• Tend to remain confined to the uterus
• Metastasizing late
• Insensitive to chemtotherapy
Metastatic Disease
Sites of metastatic spread:
• Pulmonary:
– Signs: chest pain, cough, hemoptysis,d
yspnea, asymptomatic lesion
– Radiographic patterns: an alveolar or
“snowstrom” pattern; discrete, rounded
densities; pleural effusion; an embolic pattern
caused by pulmonary arterial occlusion
Metastatic Disease
Sites of metastatic spread:
• Vaginal: highly vascular, appear
reddened or violaceous
• Hepatic: epigastric or right upper
quadrant pain  Glisson’s capsule;
hepatic lesions: hemorrhagic & friable &
may rupture  exsanguinating
intraperitoneal bleeding
• Central Nervous System: brain
metastasis was preceded by pulmonary
&/or vaginal involvement; acute focal
neurologic deficits.
Metastatic Disease
Diagnostic evaluation:
• Pretreatment evaluation:
1.
2.
3.
4.
A complete hystory & physical examination
Measurement of the serum hCG value
Hepatic, thyroid, & renal function tests
Determination of baseline peripheral MBC &
platelet counts
Metastatic Disease
Diagnostic evaluation:
• Metastatic work-up:
1.
2.
3.
4.
A chest radiograph
USG / CT scan of the abdomen & pelvis
Measurement of CSF hCG level
Angiography of abdominal & pelvic organs
FIGO Staging
• Stage I: Gestational trophoblastic
tumors strictly confined to the uterine
corpus
• Stage II: Gestational trophoblastic
tumors extending to the adnexa or to

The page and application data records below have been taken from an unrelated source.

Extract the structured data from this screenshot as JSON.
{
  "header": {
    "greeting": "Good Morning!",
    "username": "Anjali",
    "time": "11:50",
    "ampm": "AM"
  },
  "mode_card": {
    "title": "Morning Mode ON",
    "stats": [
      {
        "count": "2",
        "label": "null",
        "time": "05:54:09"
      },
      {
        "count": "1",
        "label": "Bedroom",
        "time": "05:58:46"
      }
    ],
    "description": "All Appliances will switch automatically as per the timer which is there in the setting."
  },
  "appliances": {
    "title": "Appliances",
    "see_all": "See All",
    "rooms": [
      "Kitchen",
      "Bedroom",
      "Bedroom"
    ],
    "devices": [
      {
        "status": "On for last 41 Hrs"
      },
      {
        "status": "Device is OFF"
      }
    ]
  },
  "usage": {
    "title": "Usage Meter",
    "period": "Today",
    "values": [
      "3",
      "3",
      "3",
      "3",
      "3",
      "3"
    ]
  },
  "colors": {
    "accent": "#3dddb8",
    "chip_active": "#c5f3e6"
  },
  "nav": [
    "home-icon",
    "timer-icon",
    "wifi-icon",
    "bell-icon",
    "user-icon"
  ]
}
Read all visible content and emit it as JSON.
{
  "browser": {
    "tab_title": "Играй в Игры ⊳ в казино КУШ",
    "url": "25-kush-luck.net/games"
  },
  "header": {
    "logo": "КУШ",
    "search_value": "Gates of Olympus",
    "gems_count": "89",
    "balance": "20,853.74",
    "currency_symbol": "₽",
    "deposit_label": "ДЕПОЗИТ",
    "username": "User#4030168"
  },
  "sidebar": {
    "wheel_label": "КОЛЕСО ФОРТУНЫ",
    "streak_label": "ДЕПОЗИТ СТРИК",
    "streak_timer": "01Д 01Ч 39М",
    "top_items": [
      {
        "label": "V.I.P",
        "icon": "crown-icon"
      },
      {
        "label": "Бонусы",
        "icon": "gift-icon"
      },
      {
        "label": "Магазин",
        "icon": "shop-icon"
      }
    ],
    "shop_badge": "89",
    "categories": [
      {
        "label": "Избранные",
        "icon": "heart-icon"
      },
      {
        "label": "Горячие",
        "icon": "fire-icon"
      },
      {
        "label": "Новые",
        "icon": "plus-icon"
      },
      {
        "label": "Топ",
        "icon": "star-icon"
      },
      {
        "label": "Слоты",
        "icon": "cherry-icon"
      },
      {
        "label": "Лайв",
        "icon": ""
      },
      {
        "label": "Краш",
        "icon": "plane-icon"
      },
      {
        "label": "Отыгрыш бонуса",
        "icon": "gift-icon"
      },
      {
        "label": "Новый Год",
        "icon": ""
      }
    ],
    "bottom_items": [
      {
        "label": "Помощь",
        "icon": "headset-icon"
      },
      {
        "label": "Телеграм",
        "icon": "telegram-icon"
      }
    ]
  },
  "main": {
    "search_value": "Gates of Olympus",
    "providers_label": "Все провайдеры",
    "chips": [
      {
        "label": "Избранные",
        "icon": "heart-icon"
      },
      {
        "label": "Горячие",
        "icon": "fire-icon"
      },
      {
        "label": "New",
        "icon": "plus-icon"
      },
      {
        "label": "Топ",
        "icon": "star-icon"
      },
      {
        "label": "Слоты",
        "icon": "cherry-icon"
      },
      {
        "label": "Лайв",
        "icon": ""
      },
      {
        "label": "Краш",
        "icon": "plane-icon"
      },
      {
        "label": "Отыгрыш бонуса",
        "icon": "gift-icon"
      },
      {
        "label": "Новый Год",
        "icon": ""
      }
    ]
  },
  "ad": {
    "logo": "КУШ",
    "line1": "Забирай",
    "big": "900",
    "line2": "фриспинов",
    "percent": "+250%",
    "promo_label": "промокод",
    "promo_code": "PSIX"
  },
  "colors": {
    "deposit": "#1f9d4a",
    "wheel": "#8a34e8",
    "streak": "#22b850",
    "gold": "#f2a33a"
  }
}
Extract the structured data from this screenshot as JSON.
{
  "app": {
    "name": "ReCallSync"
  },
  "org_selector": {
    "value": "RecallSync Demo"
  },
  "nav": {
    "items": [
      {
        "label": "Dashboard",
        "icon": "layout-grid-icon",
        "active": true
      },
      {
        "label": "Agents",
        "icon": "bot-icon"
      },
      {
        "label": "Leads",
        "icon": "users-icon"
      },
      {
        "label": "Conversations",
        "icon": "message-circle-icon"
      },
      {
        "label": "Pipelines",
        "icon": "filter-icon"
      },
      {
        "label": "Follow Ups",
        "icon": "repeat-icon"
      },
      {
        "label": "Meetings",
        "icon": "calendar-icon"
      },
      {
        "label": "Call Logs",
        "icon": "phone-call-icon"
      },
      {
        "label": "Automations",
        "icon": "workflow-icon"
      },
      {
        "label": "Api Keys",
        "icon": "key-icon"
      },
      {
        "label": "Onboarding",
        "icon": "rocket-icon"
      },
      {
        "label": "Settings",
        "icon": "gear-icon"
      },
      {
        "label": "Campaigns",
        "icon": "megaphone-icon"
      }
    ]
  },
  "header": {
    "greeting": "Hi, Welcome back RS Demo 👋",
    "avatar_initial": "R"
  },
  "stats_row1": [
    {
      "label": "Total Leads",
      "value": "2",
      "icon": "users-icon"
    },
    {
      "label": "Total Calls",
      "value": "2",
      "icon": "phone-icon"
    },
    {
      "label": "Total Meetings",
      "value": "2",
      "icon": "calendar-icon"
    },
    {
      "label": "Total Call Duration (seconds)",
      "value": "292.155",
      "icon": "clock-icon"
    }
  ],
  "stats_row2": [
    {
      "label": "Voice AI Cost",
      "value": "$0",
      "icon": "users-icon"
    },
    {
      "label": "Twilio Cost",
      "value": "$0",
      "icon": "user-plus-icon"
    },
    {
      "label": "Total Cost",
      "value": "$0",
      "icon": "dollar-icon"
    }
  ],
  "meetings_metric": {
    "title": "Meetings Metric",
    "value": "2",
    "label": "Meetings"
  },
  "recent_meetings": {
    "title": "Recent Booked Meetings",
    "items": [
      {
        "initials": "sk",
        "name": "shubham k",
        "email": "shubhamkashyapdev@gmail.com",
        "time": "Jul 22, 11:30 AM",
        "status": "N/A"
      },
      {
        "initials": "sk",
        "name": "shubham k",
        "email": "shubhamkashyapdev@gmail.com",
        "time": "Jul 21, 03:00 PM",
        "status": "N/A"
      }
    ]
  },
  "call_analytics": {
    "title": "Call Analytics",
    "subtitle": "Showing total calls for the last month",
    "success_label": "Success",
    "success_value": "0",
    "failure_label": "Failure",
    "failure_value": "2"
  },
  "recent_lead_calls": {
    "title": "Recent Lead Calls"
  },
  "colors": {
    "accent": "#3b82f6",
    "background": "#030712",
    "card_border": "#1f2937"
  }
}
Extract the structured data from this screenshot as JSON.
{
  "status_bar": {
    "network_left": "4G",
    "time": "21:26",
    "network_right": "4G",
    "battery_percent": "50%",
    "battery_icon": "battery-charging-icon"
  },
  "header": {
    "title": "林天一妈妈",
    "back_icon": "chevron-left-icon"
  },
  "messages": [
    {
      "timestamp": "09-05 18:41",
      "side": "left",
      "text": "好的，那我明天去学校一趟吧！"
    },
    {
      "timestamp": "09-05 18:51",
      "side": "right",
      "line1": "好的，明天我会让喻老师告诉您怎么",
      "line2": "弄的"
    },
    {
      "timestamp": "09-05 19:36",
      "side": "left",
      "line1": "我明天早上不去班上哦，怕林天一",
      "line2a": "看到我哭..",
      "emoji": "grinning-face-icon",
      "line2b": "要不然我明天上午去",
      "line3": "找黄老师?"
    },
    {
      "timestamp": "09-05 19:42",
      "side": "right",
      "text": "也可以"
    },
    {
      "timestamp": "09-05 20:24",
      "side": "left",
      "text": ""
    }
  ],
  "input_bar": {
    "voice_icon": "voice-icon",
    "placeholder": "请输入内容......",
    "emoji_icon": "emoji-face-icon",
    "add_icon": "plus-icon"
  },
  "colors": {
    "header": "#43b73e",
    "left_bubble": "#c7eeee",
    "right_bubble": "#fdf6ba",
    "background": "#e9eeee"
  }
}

the vagina, but limited to the genital
structures
• Stage III: Gestational trophoblastic
tumors extending to the lungs, w/ or
w/o genital tract involvement
• Stage IV: all other metastatic sites.
FIGO (WHO) Risk Factor Scoring w/ FIGO
Staging
0
1
2
Age
Antecedent
pregnancy
Interval months from
Index Pregnancy
Pretreatment hCG
Milli IU/MI
< 40
 40
Hydatidifor
m
Mole
Abortion
Term
<4
4–6
7 – 12
< 103
103-104
Largest tumor size
including uterus
3 – 4 cm
Site of metastases
including uterus
Spleen
kidney
Number of
metastases identified
Previous failed
chemotherapy
1–4
4
> 12
>104-105 >105
 5 cm
GI tract
5–8
Single
drug
Brain
liver
>8
2 or more
drugs
Management of Gestational Trophoblastic
Disease
Figure 2: Management of Trophoblastic Neoplasia
Figure 3: Management of Trophoblastic Neoplasia
Management of Trophoblastic
Disease
Subsequent pregnancies
•Pregnancies after Hydatidiform Mole:
patients with a complete molar pregnancy
are at no increased risk of obstetric
complications.
•For any subsequent pregnancy, these
things are recommended:
– A pelvic USG during the 1st trimester
– A thorough histologic review of the placenta
or products of conception
– An hCG measurement 6 weeks after
completion of the pregnancy to exclude
occult trophoblastic neoplasia
Subsequent pregnancies
Pregnancies after Persistent GTN
• Patients w/ GTN who are treated
successfully w/ chemotherapy can
expect normal reproduction.
• Frequency of congenital melformations
was not increased, although
chemotherapeutic agents have
teratogenic & mutagenic potential.